The other great thing about Hopscotch: bands love it as much as the fans do. “Hopscotch, in particular, has a lot of bands coming together in one place. They’re catching up with old friends from the road and making new ones by bumping into each other in Raleigh,” says publicist Candice Jones, who manages a lot of the communication between festival organizers and bands. Jones will see Saturday night headliners in the front row of the Thursday night opener, and says it’s not uncommon for an earlier band to decide to extend their stay to catch the rest of the festival. Hopscotch resonates with bands; it’s not just another stop on their tour.

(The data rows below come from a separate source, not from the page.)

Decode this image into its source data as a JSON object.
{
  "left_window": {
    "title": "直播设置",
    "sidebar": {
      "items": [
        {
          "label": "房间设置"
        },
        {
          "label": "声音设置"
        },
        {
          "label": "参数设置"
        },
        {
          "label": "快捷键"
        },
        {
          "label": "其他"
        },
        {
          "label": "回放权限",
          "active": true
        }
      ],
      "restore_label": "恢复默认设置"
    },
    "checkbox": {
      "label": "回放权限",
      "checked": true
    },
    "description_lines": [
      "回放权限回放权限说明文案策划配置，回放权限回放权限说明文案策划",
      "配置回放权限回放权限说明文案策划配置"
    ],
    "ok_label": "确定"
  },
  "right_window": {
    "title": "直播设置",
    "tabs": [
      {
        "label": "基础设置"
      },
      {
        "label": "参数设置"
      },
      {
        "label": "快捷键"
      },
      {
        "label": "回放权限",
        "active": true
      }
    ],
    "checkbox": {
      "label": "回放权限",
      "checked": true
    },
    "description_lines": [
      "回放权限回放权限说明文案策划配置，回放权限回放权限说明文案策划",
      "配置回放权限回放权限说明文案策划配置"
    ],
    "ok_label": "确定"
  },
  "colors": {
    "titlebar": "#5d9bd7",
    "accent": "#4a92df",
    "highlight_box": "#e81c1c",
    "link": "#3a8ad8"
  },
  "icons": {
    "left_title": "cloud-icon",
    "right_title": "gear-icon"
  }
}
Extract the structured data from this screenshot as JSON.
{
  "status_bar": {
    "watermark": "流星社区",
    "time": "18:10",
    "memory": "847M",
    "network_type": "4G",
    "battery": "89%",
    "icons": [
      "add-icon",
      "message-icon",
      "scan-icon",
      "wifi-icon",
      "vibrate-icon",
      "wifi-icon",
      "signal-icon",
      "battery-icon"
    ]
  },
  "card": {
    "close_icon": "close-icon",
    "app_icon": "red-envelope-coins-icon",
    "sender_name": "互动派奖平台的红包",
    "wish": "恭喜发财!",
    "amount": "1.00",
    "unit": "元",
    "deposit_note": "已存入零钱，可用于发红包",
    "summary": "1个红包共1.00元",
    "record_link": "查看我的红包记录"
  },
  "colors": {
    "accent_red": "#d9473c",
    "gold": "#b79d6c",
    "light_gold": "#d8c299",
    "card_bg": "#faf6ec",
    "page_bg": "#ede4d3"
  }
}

Perhaps it comes down to a sort of fan-audience symbiosis: In lieu of mega-stages lording over masses of fans contorting to get a look at the performer, you’ve got artists playing their hearts out in intimate venues, steps away from an enraptured audience.

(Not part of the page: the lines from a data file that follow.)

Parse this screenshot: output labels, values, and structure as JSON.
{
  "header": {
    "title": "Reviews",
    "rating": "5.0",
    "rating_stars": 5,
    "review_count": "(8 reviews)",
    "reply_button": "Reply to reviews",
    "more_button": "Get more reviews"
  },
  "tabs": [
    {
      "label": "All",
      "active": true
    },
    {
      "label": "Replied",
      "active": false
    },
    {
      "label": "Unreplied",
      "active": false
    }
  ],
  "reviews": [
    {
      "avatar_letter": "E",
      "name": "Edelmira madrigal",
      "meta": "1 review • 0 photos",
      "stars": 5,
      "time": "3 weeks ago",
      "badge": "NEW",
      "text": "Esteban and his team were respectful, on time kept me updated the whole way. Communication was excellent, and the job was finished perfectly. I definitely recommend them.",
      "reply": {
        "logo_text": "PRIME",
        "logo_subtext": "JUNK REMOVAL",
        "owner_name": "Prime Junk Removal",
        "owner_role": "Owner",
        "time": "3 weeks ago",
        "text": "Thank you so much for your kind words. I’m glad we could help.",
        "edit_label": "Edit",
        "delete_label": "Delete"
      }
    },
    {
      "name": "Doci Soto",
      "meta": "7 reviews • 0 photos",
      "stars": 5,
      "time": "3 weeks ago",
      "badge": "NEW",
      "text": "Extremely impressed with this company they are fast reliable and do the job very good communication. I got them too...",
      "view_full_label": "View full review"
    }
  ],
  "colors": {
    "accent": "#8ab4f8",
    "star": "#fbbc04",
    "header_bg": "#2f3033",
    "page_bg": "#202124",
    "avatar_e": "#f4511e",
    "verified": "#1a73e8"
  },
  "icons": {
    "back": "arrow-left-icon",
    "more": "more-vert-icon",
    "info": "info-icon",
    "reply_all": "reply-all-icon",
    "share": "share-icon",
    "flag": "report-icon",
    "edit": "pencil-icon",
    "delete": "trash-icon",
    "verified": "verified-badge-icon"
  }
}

We love Hopscotch because of the energy it feeds into the city: it transforms Raleigh into a hotbed of creativity, sound and aspiration. The air is drenched in musical expression, soul, passion and optimism. Hopscotch is a celebration of Raleigh, what it is and what it could be: growing, friendly, inclusive, rooted in a local scene that’s blossomed here for decades, but embracing of up-and-comers and established stars from around the country and the world. Nathan Price, director of the festival, says that there are any number of inputs that instruct the final line-up. “But ultimately, it comes down to artist trajectory and quality, trusting the ears of a group of friends with varied tastes and booking the ones that are sure to deliver a special set,” says Price. For the smaller club shows, the goal is to introduce the audience to a performer who has either been flying under the radar or is in the early stages of their ascent. The headliners are just as varied and curated: In years past, we’ve seen bands that helped pave the way for new genres (like MC50, De La Soul and The Breeders) and acts that are now current bold names on the scene (Run The Jewels, Miguel and St. Vincent come to mind).

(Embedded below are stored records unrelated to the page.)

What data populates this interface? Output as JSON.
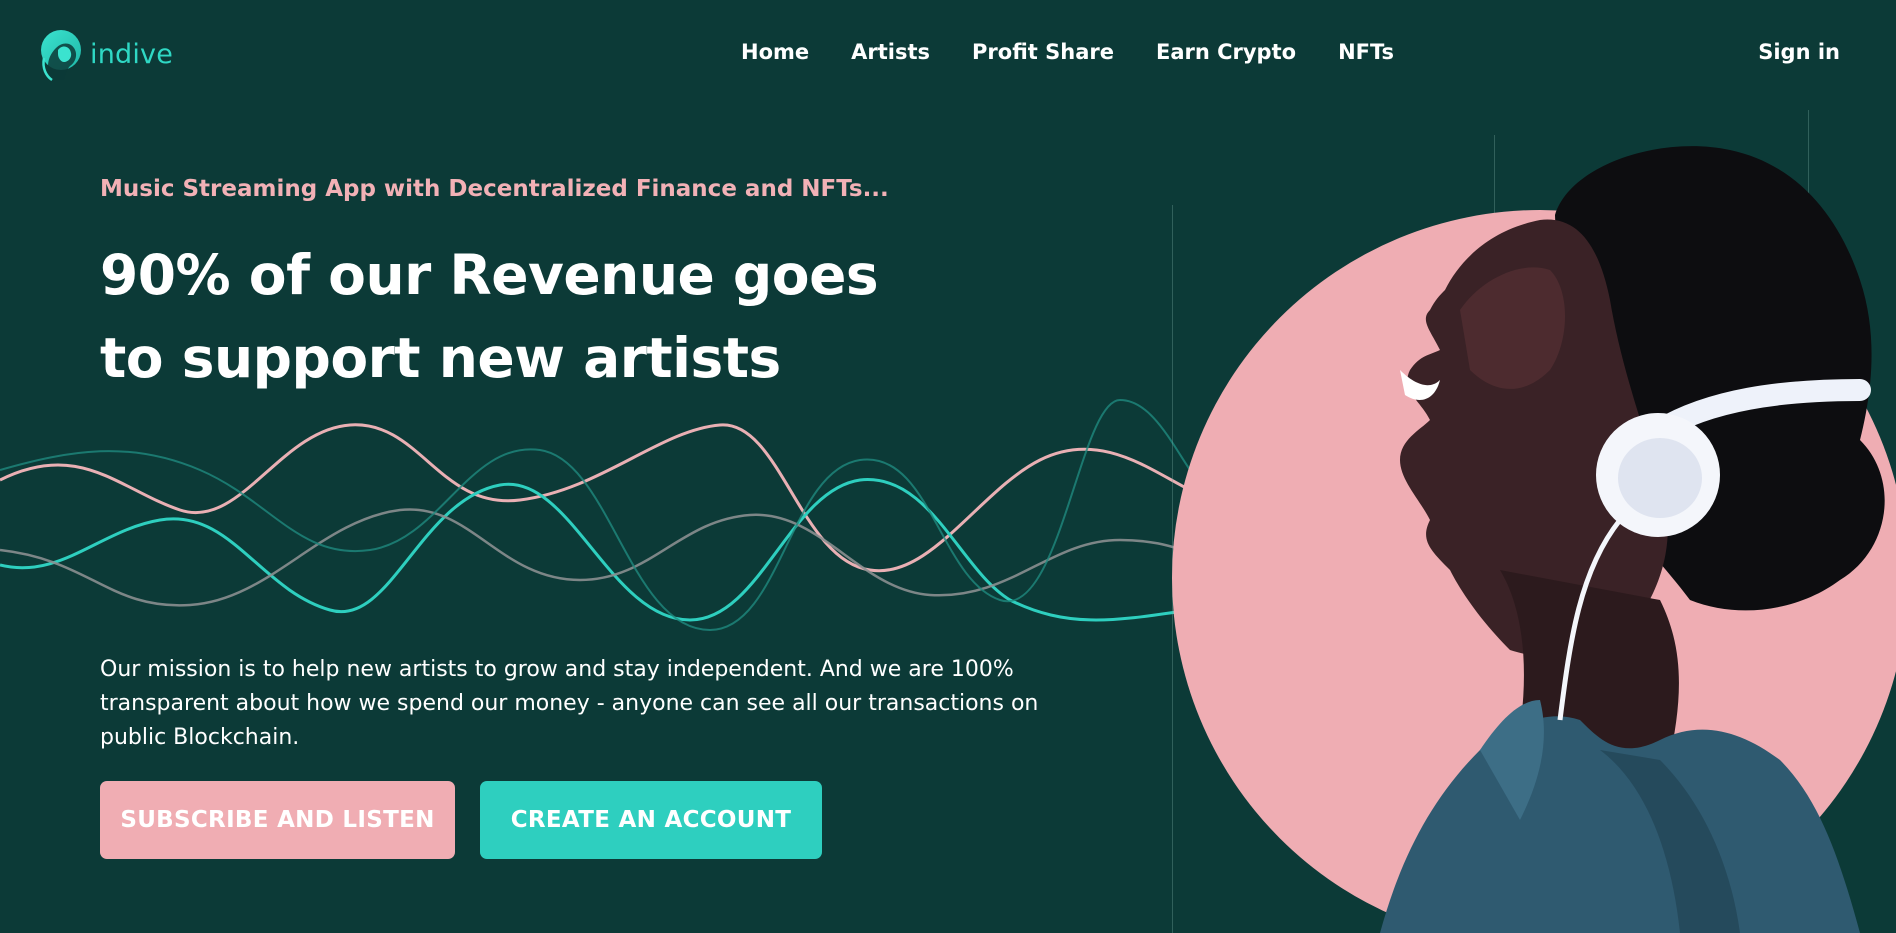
{
  "brand": {
    "name": "indive",
    "accent": "#2fd8c4",
    "pink": "#f0adb3",
    "background": "#0c3a37"
  },
  "nav": {
    "items": [
      {
        "label": "Home"
      },
      {
        "label": "Artists"
      },
      {
        "label": "Profit Share"
      },
      {
        "label": "Earn Crypto"
      },
      {
        "label": "NFTs"
      }
    ],
    "signin": "Sign in"
  },
  "hero": {
    "tagline": "Music Streaming App with Decentralized Finance and NFTs...",
    "headline": "90% of our Revenue goes to support new artists",
    "mission": "Our mission is to help new artists to grow and stay independent. And we are 100% transparent about how we spend our money - anyone can see all our transactions on public Blockchain.",
    "buttons": {
      "subscribe": "SUBSCRIBE AND LISTEN",
      "create": "CREATE AN ACCOUNT"
    }
  },
  "icons": {
    "logo": "woman-head-silhouette-icon",
    "hero_image": "man-with-headphones-illustration"
  }
}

You might just stumble on an act and catch lightning in a bottle. That was the Future Islands set we saw in 2011: We rolled up to Lincoln Theatre and caught one of the most unique and electric performances we’d ever witnessed. Here was a lead singer bounding around the stage, one moment completely wrapped up in himself, alone on a pedestal of contemplation; the next rushing the front row to snarl a lyric into the microphone, inches from a face in the crowd. Performer and audience were possessed; drums pulsed and synths seethed; it seemed more a séance than a show. Fast-forward three years and that same band is on Letterman delighting the Late Night audience and blowing up Twitter.

Over the past ten years, venues have come and gone (hello, Wicked Witch; RIP Tir Na Nog), ownership has changed a few times, and, of course, hundreds of bands have made their way through, but the format and spirit of Hopscotch endures. It seems that the festival grows bigger each year, filling Raleigh with curious and passionate fans that feed local businesses. Under the stewardship of Price and many of the people who have been there from the get-go, Hopscotch still delivers the unique musical-cultural experience that hooked us nearly a decade ago. And the jubilation that accompanies the weekend hasn’t faded—we’re just as giddy about the pending weekend and inquisitive about the line-up as we were for the first one. That’s the point: explore the city, let go of expectations, jump from one genre to another. See bands we love and love bands we’ve never seen before. We expect that by this next Sunday morning, we’ll be filled with the same fantastic combination of exhaustion, satiation and wonder that we’ve felt every year. For that we toast you, Hopscotch: HAPPY 10th!